* **ASSIGNED TASK**
Only lines that contain the word "screenshot" belong in the answer; copy them from the records below.

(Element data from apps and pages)

* * *

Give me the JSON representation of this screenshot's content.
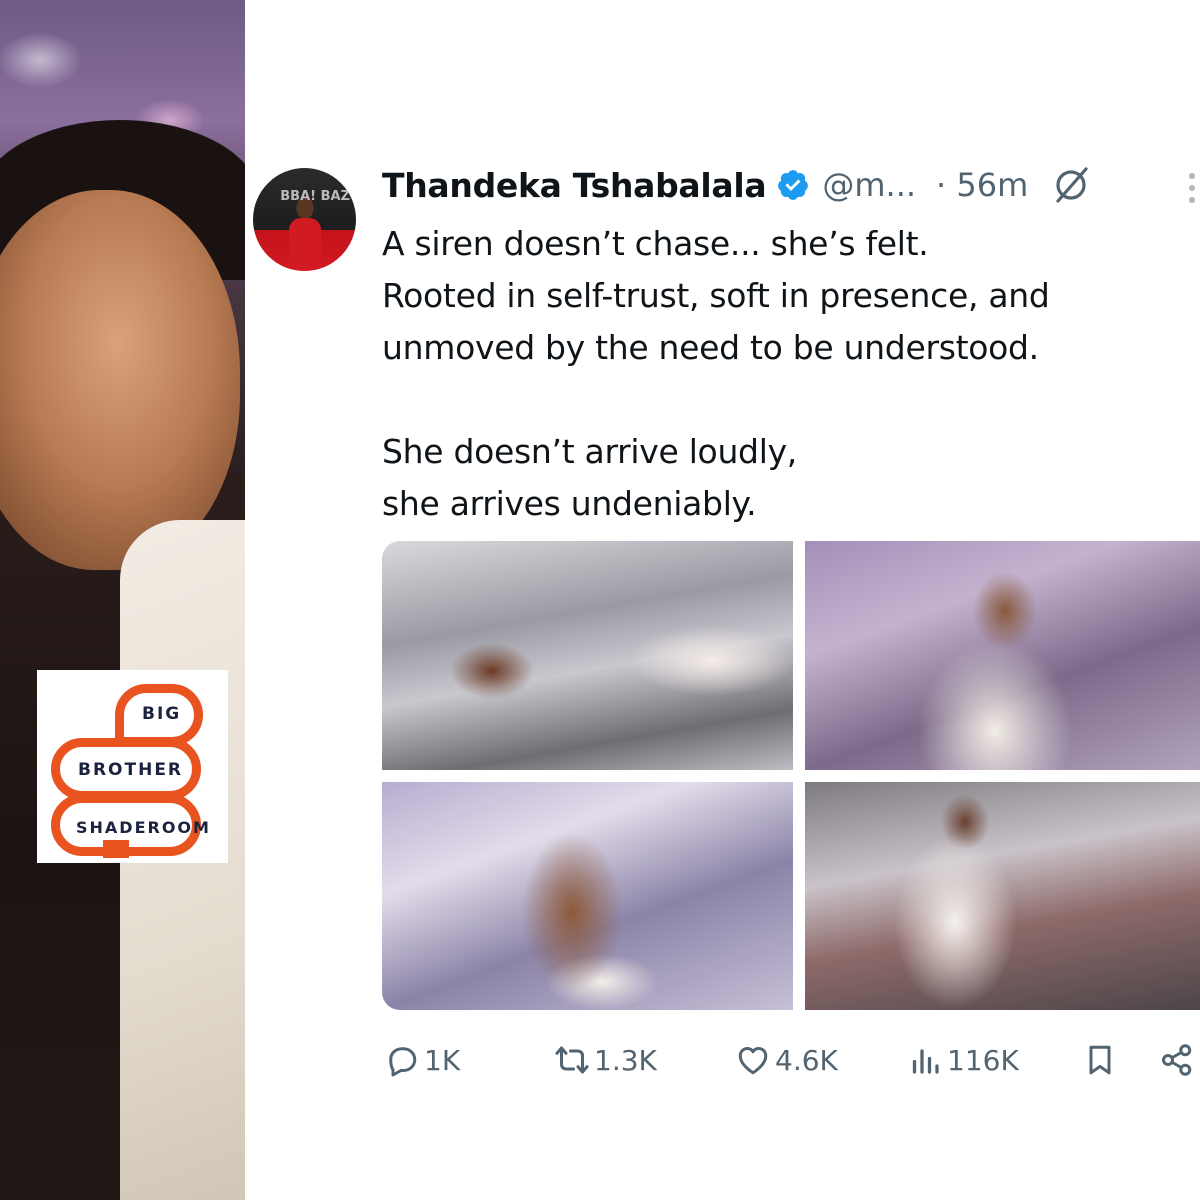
{
  "logo": {
    "line1": "BIG",
    "line2": "BROTHER",
    "line3": "SHADEROOM",
    "accent_color": "#e8531f",
    "text_color": "#1b2340"
  },
  "tweet": {
    "display_name": "Thandeka Tshabalala",
    "verified": true,
    "verified_color": "#1d9bf0",
    "handle": "@m...",
    "time": "· 56m",
    "avatar_text": "BBA! BAZ",
    "text_lines": [
      "A siren doesn’t chase... she’s felt.",
      "Rooted in self-trust, soft in presence, and",
      "unmoved by the need to be understood.",
      "She doesn’t arrive loudly,",
      "she arrives undeniably."
    ],
    "media_count": 4,
    "icons": [
      "grok-icon",
      "more-icon"
    ]
  },
  "actions": {
    "replies": "1K",
    "retweets": "1.3K",
    "likes": "4.6K",
    "views": "116K"
  }
}
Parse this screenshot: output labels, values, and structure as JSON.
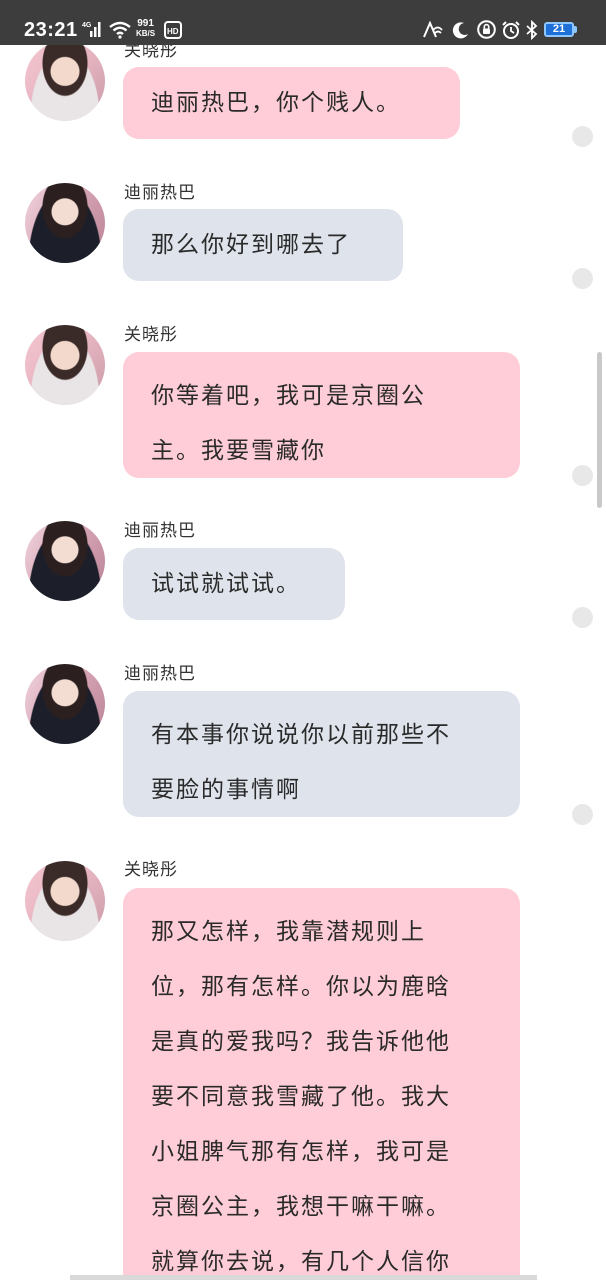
{
  "status_bar": {
    "time": "23:21",
    "network_type": "4G",
    "net_speed_value": "991",
    "net_speed_unit": "KB/S",
    "hd_label": "HD",
    "battery_level": "21"
  },
  "messages": [
    {
      "sender": "关晓彤",
      "text": "迪丽热巴，你个贱人。",
      "color": "#ffcdd7"
    },
    {
      "sender": "迪丽热巴",
      "text": "那么你好到哪去了",
      "color": "#dfe4ec"
    },
    {
      "sender": "关晓彤",
      "lines": [
        "你等着吧，我可是京圈公",
        "主。我要雪藏你"
      ],
      "color": "#ffcdd7"
    },
    {
      "sender": "迪丽热巴",
      "text": "试试就试试。",
      "color": "#dfe4ec"
    },
    {
      "sender": "迪丽热巴",
      "lines": [
        "有本事你说说你以前那些不",
        "要脸的事情啊"
      ],
      "color": "#dfe4ec"
    },
    {
      "sender": "关晓彤",
      "lines": [
        "那又怎样，我靠潜规则上",
        "位，那有怎样。你以为鹿晗",
        "是真的爱我吗？我告诉他他",
        "要不同意我雪藏了他。我大",
        "小姐脾气那有怎样，我可是",
        "京圈公主，我想干嘛干嘛。",
        "就算你去说，有几个人信你"
      ],
      "color": "#ffcdd7"
    }
  ]
}
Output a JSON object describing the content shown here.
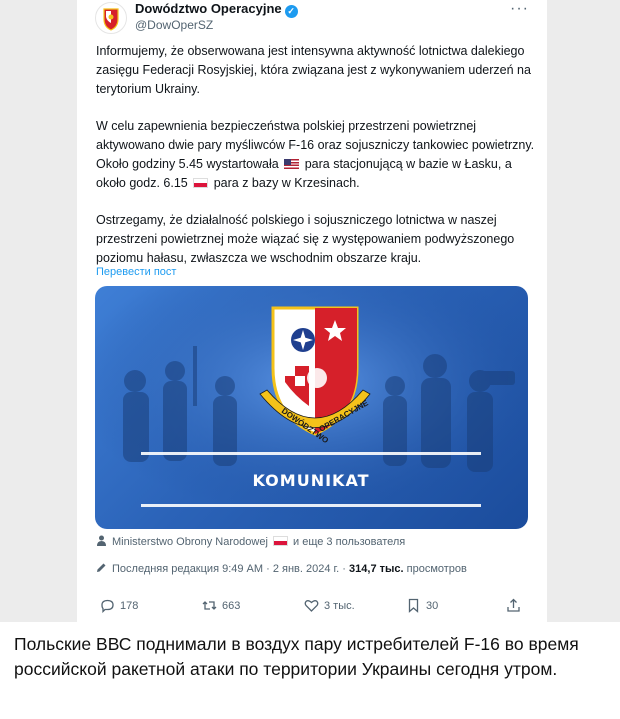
{
  "author": {
    "name": "Dowództwo Operacyjne",
    "handle": "@DowOperSZ"
  },
  "tweet": {
    "paragraph1": "Informujemy, że obserwowana jest  intensywna aktywność lotnictwa dalekiego zasięgu Federacji Rosyjskiej, która związana jest z wykonywaniem uderzeń na terytorium Ukrainy.",
    "paragraph2_a": "W celu zapewnienia bezpieczeństwa polskiej przestrzeni powietrznej aktywowano dwie pary myśliwców F-16 oraz sojuszniczy tankowiec powietrzny. Około godziny 5.45 wystartowała",
    "paragraph2_b": "para stacjonującą w bazie w Łasku, a około godz. 6.15",
    "paragraph2_c": "para z bazy w Krzesinach.",
    "paragraph3": "Ostrzegamy, że działalność polskiego i sojuszniczego lotnictwa w naszej przestrzeni powietrznej może wiązać się z występowaniem podwyższonego poziomu hałasu, zwłaszcza we wschodnim obszarze kraju.",
    "translate_link": "Перевести пост"
  },
  "media": {
    "emblem_top": "DOWÓDZTWO",
    "emblem_bottom": "OPERACYJNE",
    "banner_text": "KOMUNIKAT"
  },
  "meta": {
    "coauthors_name": "Ministerstwo Obrony Narodowej",
    "coauthors_rest": "и еще 3 пользователя",
    "edited_prefix": "Последняя редакция 9:49 AM · 2 янв. 2024 г. ·",
    "views_count": "314,7 тыс.",
    "views_label": "просмотров"
  },
  "actions": {
    "replies": "178",
    "reposts": "663",
    "likes": "3 тыс.",
    "bookmarks": "30"
  },
  "caption": "Польские ВВС поднимали в воздух пару истребителей F-16 во время российской ракетной атаки по территории Украины сегодня утром.",
  "colors": {
    "link": "#1d9bf0",
    "verified": "#1d9bf0",
    "media_blue": "#2b63b8",
    "emblem_red": "#d6202a",
    "emblem_gold": "#f4c21a"
  }
}
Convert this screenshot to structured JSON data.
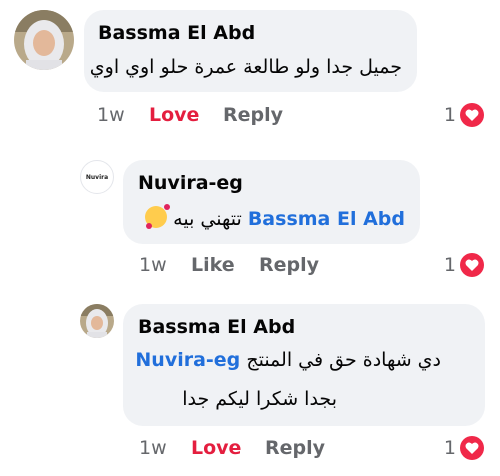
{
  "comments": [
    {
      "author": "Bassma El Abd",
      "lines": [
        "جميل جدا ولو طالعة عمرة حلو اوي اوي"
      ],
      "time": "1w",
      "action_1": "Love",
      "action_2": "Reply",
      "reaction_count": "1",
      "reaction_icon": "heart-icon"
    },
    {
      "author": "Nuvira-eg",
      "avatar_logo": "Nuvira",
      "mention": "Bassma El Abd",
      "line_text": "تتهني بيه",
      "emoji": "smiling-face-with-hearts",
      "time": "1w",
      "action_1": "Like",
      "action_2": "Reply",
      "reaction_count": "1",
      "reaction_icon": "heart-icon"
    },
    {
      "author": "Bassma El Abd",
      "line1_text": "دي شهادة حق في المنتج",
      "mention": "Nuvira-eg",
      "line2": "بجدا شكرا ليكم جدا",
      "time": "1w",
      "action_1": "Love",
      "action_2": "Reply",
      "reaction_count": "1",
      "reaction_icon": "heart-icon"
    }
  ],
  "colors": {
    "bubble": "#f0f2f5",
    "mention": "#216fdb",
    "love": "#e41e3f",
    "muted": "#65676b",
    "heart_badge": "#f02849"
  }
}
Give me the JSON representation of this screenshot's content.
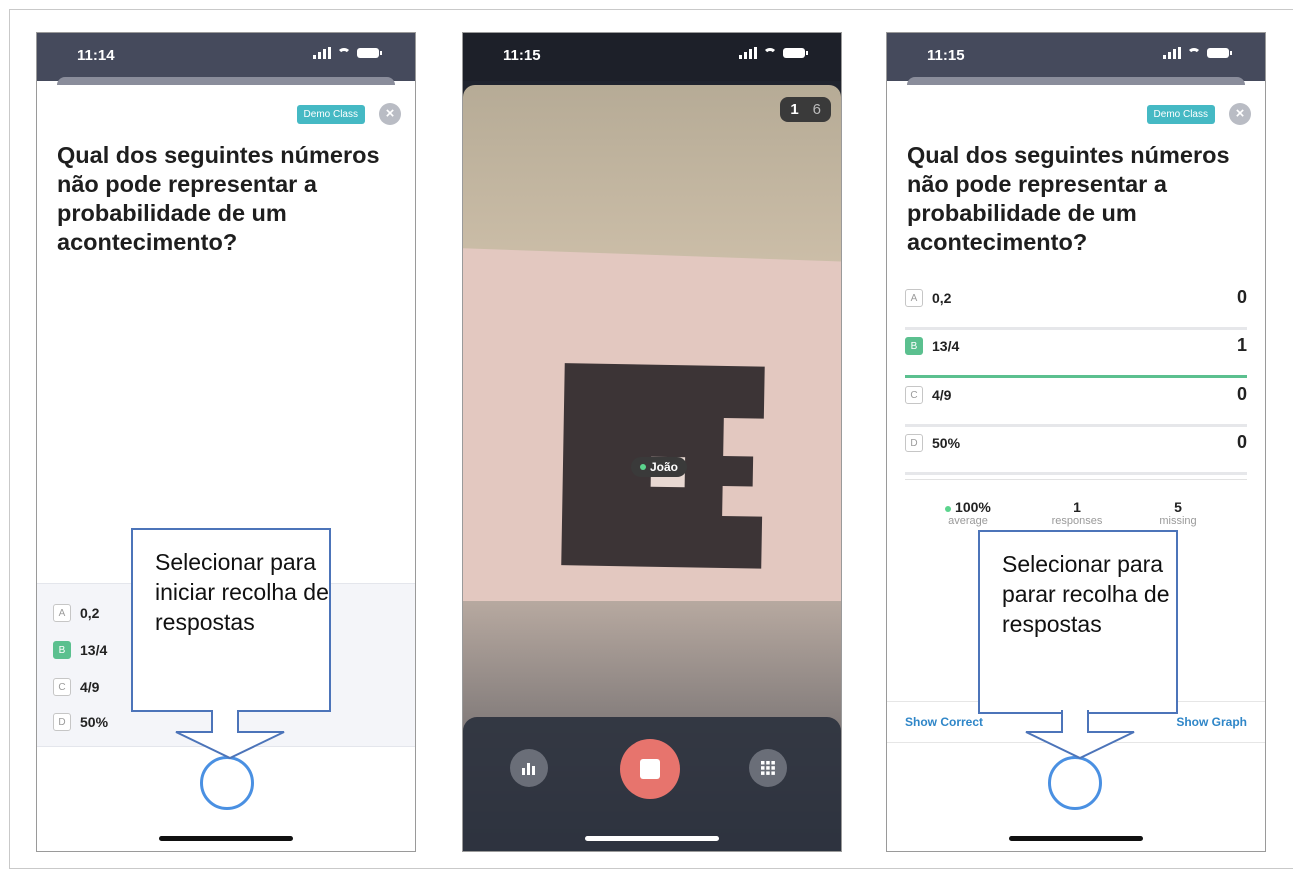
{
  "screens": [
    {
      "time": "11:14",
      "tag": "Demo Class",
      "close_icon": "×",
      "question": "Qual dos seguintes números não pode representar a probabilidade de um acontecimento?",
      "options": [
        {
          "letter": "A",
          "text": "0,2",
          "correct": false
        },
        {
          "letter": "B",
          "text": "13/4",
          "correct": true
        },
        {
          "letter": "C",
          "text": "4/9",
          "correct": false
        },
        {
          "letter": "D",
          "text": "50%",
          "correct": false
        }
      ],
      "callout": "Selecionar para iniciar recolha de respostas"
    },
    {
      "time": "11:15",
      "counter": {
        "answered": "1",
        "total": "6"
      },
      "student_label": "João",
      "controls": [
        "chart-icon",
        "stop-button",
        "grid-icon"
      ]
    },
    {
      "time": "11:15",
      "tag": "Demo Class",
      "close_icon": "×",
      "question": "Qual dos seguintes números não pode representar a probabilidade de um acontecimento?",
      "results": [
        {
          "letter": "A",
          "text": "0,2",
          "count": "0",
          "correct": false
        },
        {
          "letter": "B",
          "text": "13/4",
          "count": "1",
          "correct": true
        },
        {
          "letter": "C",
          "text": "4/9",
          "count": "0",
          "correct": false
        },
        {
          "letter": "D",
          "text": "50%",
          "count": "0",
          "correct": false
        }
      ],
      "stats": [
        {
          "value": "100%",
          "label": "average"
        },
        {
          "value": "1",
          "label": "responses"
        },
        {
          "value": "5",
          "label": "missing"
        }
      ],
      "show_correct": "Show Correct",
      "show_graph": "Show Graph",
      "callout": "Selecionar para parar recolha de respostas"
    }
  ],
  "colors": {
    "accent_green": "#5bc08f",
    "tag": "#45b9c4",
    "callout_border": "#4c74b9",
    "stop": "#e7746d",
    "link": "#2f86c8"
  }
}
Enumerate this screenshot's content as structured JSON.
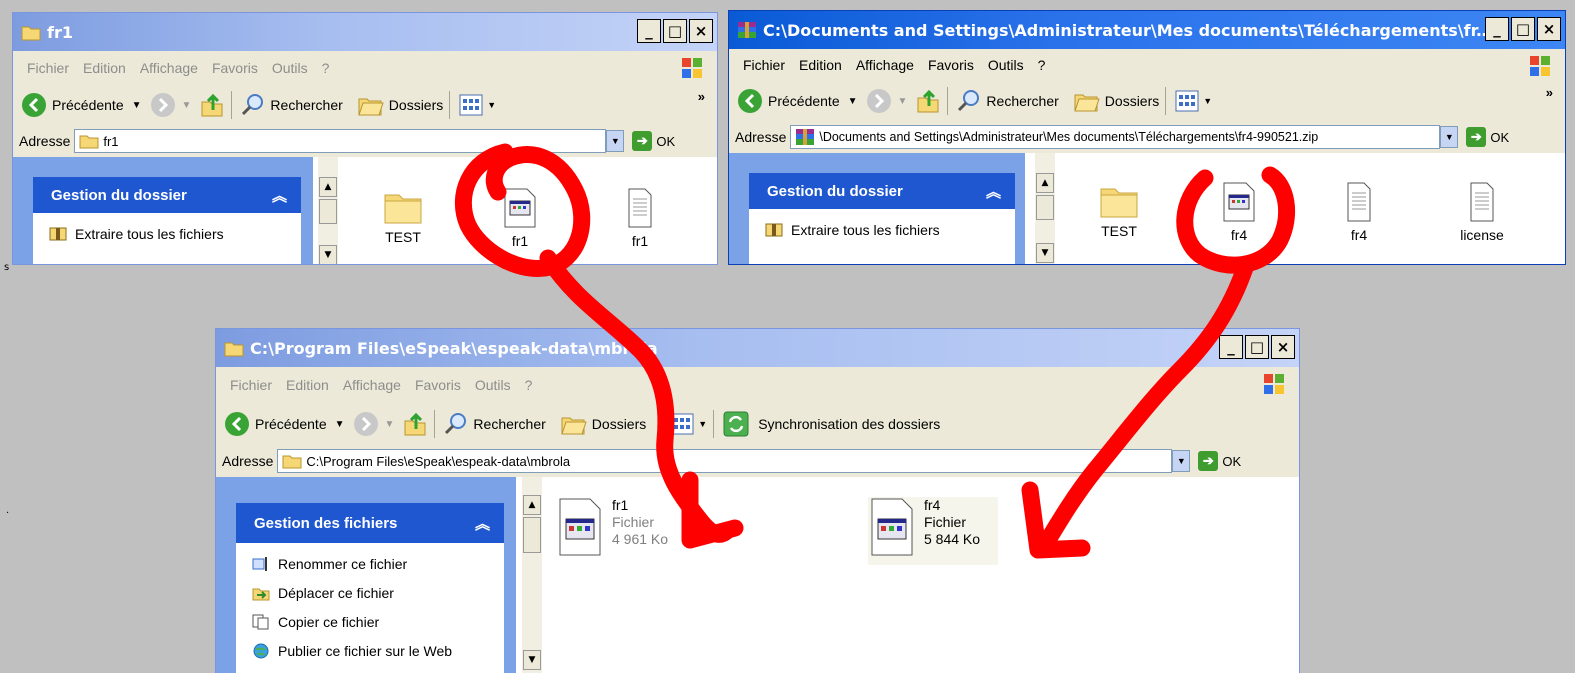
{
  "windows": {
    "fr1": {
      "title": "fr1",
      "menu": [
        "Fichier",
        "Edition",
        "Affichage",
        "Favoris",
        "Outils",
        "?"
      ],
      "toolbar": {
        "back": "Précédente",
        "search": "Rechercher",
        "folders": "Dossiers"
      },
      "address": {
        "label": "Adresse",
        "value": "fr1",
        "go": "OK"
      },
      "task_header": "Gestion du dossier",
      "task_items": [
        "Extraire tous les fichiers"
      ],
      "files": [
        "TEST",
        "fr1",
        "fr1"
      ]
    },
    "zip": {
      "title": "C:\\Documents and Settings\\Administrateur\\Mes documents\\Téléchargements\\fr...",
      "menu": [
        "Fichier",
        "Edition",
        "Affichage",
        "Favoris",
        "Outils",
        "?"
      ],
      "toolbar": {
        "back": "Précédente",
        "search": "Rechercher",
        "folders": "Dossiers"
      },
      "address": {
        "label": "Adresse",
        "value": "\\Documents and Settings\\Administrateur\\Mes documents\\Téléchargements\\fr4-990521.zip",
        "go": "OK"
      },
      "task_header": "Gestion du dossier",
      "task_items": [
        "Extraire tous les fichiers"
      ],
      "files": [
        "TEST",
        "fr4",
        "fr4",
        "license"
      ]
    },
    "mbrola": {
      "title": "C:\\Program Files\\eSpeak\\espeak-data\\mbrola",
      "menu": [
        "Fichier",
        "Edition",
        "Affichage",
        "Favoris",
        "Outils",
        "?"
      ],
      "toolbar": {
        "back": "Précédente",
        "search": "Rechercher",
        "folders": "Dossiers",
        "sync": "Synchronisation des dossiers"
      },
      "address": {
        "label": "Adresse",
        "value": "C:\\Program Files\\eSpeak\\espeak-data\\mbrola",
        "go": "OK"
      },
      "task_header": "Gestion des fichiers",
      "task_items": [
        "Renommer ce fichier",
        "Déplacer ce fichier",
        "Copier ce fichier",
        "Publier ce fichier sur le Web"
      ],
      "tiles": [
        {
          "name": "fr1",
          "type": "Fichier",
          "size": "4 961 Ko"
        },
        {
          "name": "fr4",
          "type": "Fichier",
          "size": "5 844 Ko"
        }
      ]
    }
  },
  "colors": {
    "annotation": "#ff0000",
    "desktop": "#c0c0c0",
    "active_title": "#0a5ad6",
    "task_blue": "#1e57d0"
  }
}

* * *

* **YOUR SOLUTION**
Give me the JSON representation of this screenshot's content.
Parse this screenshot: output labels, values, and structure as JSON.
Convert this screenshot to structured JSON data.
Give me the JSON representation of this screenshot's content.
Enumerate this screenshot's content as structured JSON.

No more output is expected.